  • Analysis of omics data to identify genes and pathways involved in a disease or condition
    We are utilizing existing algorithms and in-house developed tools to identify genes and pathways implicated in a variety of diseases and conditions, from COVID-19 severity, to responses to vaping, to diabetic retinopathy.


    Schematic outlining the analysis of a transcriptomic dataset (adapted from Toh et al. 2023)

  • Developing algorithms for analysis of high throughput omics data

    To make sense of the vast amount of data generated by omics and multi-omics studies, researchers require efficient, effective, and accurate computational approaches. We are developing such algorithms. These algorithms are helping researchers make more accurate and meaningful predictions about targets for further wet-lab analysis.

    Some recent examples of our work include:

    • CHARTS: a web application for characterizing and comparing tumor subpopulations based on single cell RNA-seq data.


      A Schematic Diagram of the CHARTS pipeline. (adapted from Bernstein et al., 2021)

    • SpatialCorr: an algorithm for finding correlations between pairs or groups of genes in spatial transcriptomic data. We are using SpatialCorr in the context of cancer and tumor heterogeneity, but it could be applied to any spatial transcriptomic dataset.
  • Building high-quality datasets as a springboard for further analysis

    High-quality ”reference” genomes have become a pillar of modern genomics, as they provide the basis for a variety of molecular and genetic approaches to studying important biological characteristics across species. Our group has led the effort to assemble such genomes for three species:

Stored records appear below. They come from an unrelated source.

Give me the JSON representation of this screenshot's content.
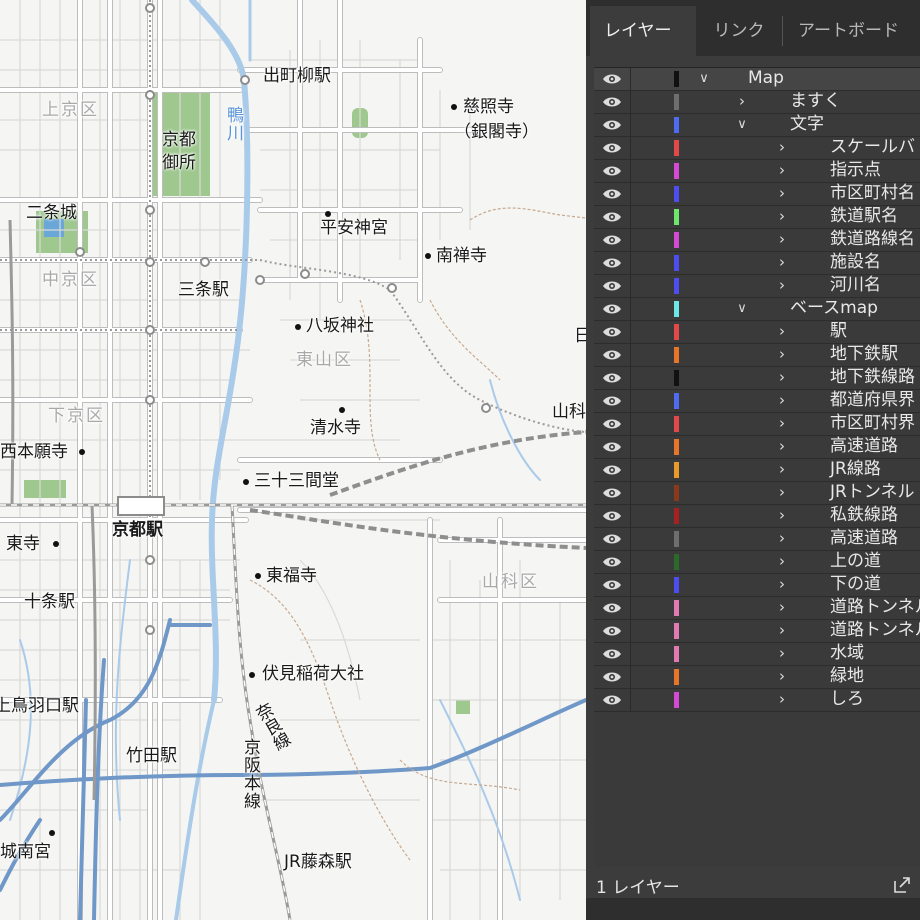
{
  "map": {
    "labels": [
      {
        "id": "demachiyanagi",
        "text": "出町柳駅"
      },
      {
        "id": "ginkakuji1",
        "text": "慈照寺"
      },
      {
        "id": "ginkakuji2",
        "text": "（銀閣寺）"
      },
      {
        "id": "kamigyo",
        "text": "上京区"
      },
      {
        "id": "kyotogosho1",
        "text": "京都"
      },
      {
        "id": "kyotogosho2",
        "text": "御所"
      },
      {
        "id": "kamogawa",
        "text": "鴨川"
      },
      {
        "id": "nijojo",
        "text": "二条城"
      },
      {
        "id": "heianjingu",
        "text": "平安神宮"
      },
      {
        "id": "nanzenji",
        "text": "南禅寺"
      },
      {
        "id": "nakagyo",
        "text": "中京区"
      },
      {
        "id": "sanjo",
        "text": "三条駅"
      },
      {
        "id": "yasaka",
        "text": "八坂神社"
      },
      {
        "id": "higashiyama",
        "text": "東山区"
      },
      {
        "id": "shimogyo",
        "text": "下京区"
      },
      {
        "id": "yamashina",
        "text": "山科"
      },
      {
        "id": "nishihonganji",
        "text": "西本願寺"
      },
      {
        "id": "kiyomizu",
        "text": "清水寺"
      },
      {
        "id": "sanjusangendo",
        "text": "三十三間堂"
      },
      {
        "id": "kyotoeki",
        "text": "京都駅"
      },
      {
        "id": "toji",
        "text": "東寺"
      },
      {
        "id": "tofukuji",
        "text": "東福寺"
      },
      {
        "id": "yamashinaku",
        "text": "山科区"
      },
      {
        "id": "jujo",
        "text": "十条駅"
      },
      {
        "id": "fushimiinari",
        "text": "伏見稲荷大社"
      },
      {
        "id": "kamitobaguchi",
        "text": "上鳥羽口駅"
      },
      {
        "id": "naraline",
        "text": "奈良線"
      },
      {
        "id": "takeda",
        "text": "竹田駅"
      },
      {
        "id": "keihan",
        "text": "京阪本線"
      },
      {
        "id": "jonangu",
        "text": "城南宮"
      },
      {
        "id": "jrfujinomori",
        "text": "JR藤森駅"
      },
      {
        "id": "edgeA",
        "text": "日"
      }
    ],
    "colors": {
      "background": "#f5f5f3",
      "road_major": "#ffffff",
      "road_casing": "#b9b9b9",
      "river": "#a9cbe9",
      "expressway": "#6f97c7",
      "park": "#9fc88f",
      "contour": "#c7a98f",
      "rail": "#9a9a9a"
    }
  },
  "panel": {
    "tabs": [
      "レイヤー",
      "リンク",
      "アートボード"
    ],
    "active_tab": "レイヤー",
    "layers": [
      {
        "name": "Map",
        "depth": 0,
        "expanded": true,
        "color": "#111111"
      },
      {
        "name": "ますく",
        "depth": 1,
        "expanded": false,
        "color": "#6e6e6e"
      },
      {
        "name": "文字",
        "depth": 1,
        "expanded": true,
        "color": "#4d6cf0"
      },
      {
        "name": "スケールバ",
        "depth": 2,
        "expanded": false,
        "color": "#e24a4a"
      },
      {
        "name": "指示点",
        "depth": 2,
        "expanded": false,
        "color": "#d44ad4"
      },
      {
        "name": "市区町村名",
        "depth": 2,
        "expanded": false,
        "color": "#4d4df0"
      },
      {
        "name": "鉄道駅名",
        "depth": 2,
        "expanded": false,
        "color": "#6ee66e"
      },
      {
        "name": "鉄道路線名",
        "depth": 2,
        "expanded": false,
        "color": "#d44ad4"
      },
      {
        "name": "施設名",
        "depth": 2,
        "expanded": false,
        "color": "#4d4df0"
      },
      {
        "name": "河川名",
        "depth": 2,
        "expanded": false,
        "color": "#4d4df0"
      },
      {
        "name": "ベースmap",
        "depth": 1,
        "expanded": true,
        "color": "#6ee6e6"
      },
      {
        "name": "駅",
        "depth": 2,
        "expanded": false,
        "color": "#e24a4a"
      },
      {
        "name": "地下鉄駅",
        "depth": 2,
        "expanded": false,
        "color": "#e8762a"
      },
      {
        "name": "地下鉄線路",
        "depth": 2,
        "expanded": false,
        "color": "#111111"
      },
      {
        "name": "都道府県界",
        "depth": 2,
        "expanded": false,
        "color": "#4d6cf0"
      },
      {
        "name": "市区町村界",
        "depth": 2,
        "expanded": false,
        "color": "#e24a4a"
      },
      {
        "name": "高速道路",
        "depth": 2,
        "expanded": false,
        "color": "#e8762a"
      },
      {
        "name": "JR線路",
        "depth": 2,
        "expanded": false,
        "color": "#e89a2a"
      },
      {
        "name": "JRトンネル",
        "depth": 2,
        "expanded": false,
        "color": "#8a3a1a"
      },
      {
        "name": "私鉄線路",
        "depth": 2,
        "expanded": false,
        "color": "#a82020"
      },
      {
        "name": "高速道路",
        "depth": 2,
        "expanded": false,
        "color": "#6e6e6e"
      },
      {
        "name": "上の道",
        "depth": 2,
        "expanded": false,
        "color": "#2a6a2a"
      },
      {
        "name": "下の道",
        "depth": 2,
        "expanded": false,
        "color": "#4d4df0"
      },
      {
        "name": "道路トンネル",
        "depth": 2,
        "expanded": false,
        "color": "#e07ab0"
      },
      {
        "name": "道路トンネル",
        "depth": 2,
        "expanded": false,
        "color": "#e07ab0"
      },
      {
        "name": "水域",
        "depth": 2,
        "expanded": false,
        "color": "#e07ab0"
      },
      {
        "name": "緑地",
        "depth": 2,
        "expanded": false,
        "color": "#e8762a"
      },
      {
        "name": "しろ",
        "depth": 2,
        "expanded": false,
        "color": "#d44ad4"
      }
    ],
    "footer_count": "1 レイヤー"
  }
}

    • Blue Whale—the largest animal that has ever lived. This genome is useful to researchers interested in body size control, cancer, and conservation.
    • Etruscan Shrew—the smallest mammal by mass, about twenty-times lighter than an adult mouse. This genome is useful to researchers interested in body size control, metabolism, and possibly aging.
    • Nile Rat—an important model for diabetes, as the species can mimic the natural progression of type 2 diabetes in humans much more closely than other common rodent models. The Nile rat is unusual among rodents in that it is active during the day (diurnal) and thus is also useful for studying diurnal circadian rhythm. We have also provided transcriptomic datasets for 22 organs in the Nile rat, which will be useful for understanding the roles of various organs in the development of diabetes and other diseases.
  • Developing and utilizing text mining algorithms

    PubMed contains millions of abstracts, and more text—biomedical and beyond—is generated all the time. Increasingly recognized as critical for biomedical research, methods for analyzing text leverage an orthogonal data type that can augment the various data types generated by wet labs, such as genomic or transcriptomic analysis. We develop and utilize a variety of text mining analysis algorithms. Some examples include:

    • KinderMiner and Serial KinderMiner (SKiM). KinderMiner is a co-occurrence-based algorithm for finding associations between two terms or concepts (such as between a gene and a disease), and its serial form, SKiM, can be used to find new connections between two terms or concepts via a third intermediary.


      Visual Depiction of the SKiM Algorithm (adapted from Milliken et al., 2023)

    • Large Language Models (LLMs). We are fine-tuning LLMs to perform named entity recognition and relationship extraction to build biomedical knowledge graphs. We are employing prompt engineering and other methods on generative LLMs (like GPT-4) to summarize and reason about biomedical text.
    • Combinatory techniques. We use LLM-based methods to augment and complement the co-occurrence modeling being done with KinderMiner and SKiM for tasks such as drug discovery and drug repurposing—for example, to find drugs and drug combinations potentially useful for various cancers. We are also combining the text-based methods with other omics datasets (such as transcriptomics) to further refine predictions about genes, pathways, or drugs that might be important for a particular disease, condition, or cell state.


      Visual Depiction of SKiM used in combination with LLM (adapted from Milliken et al. 2023)

See for some of our publicly available code.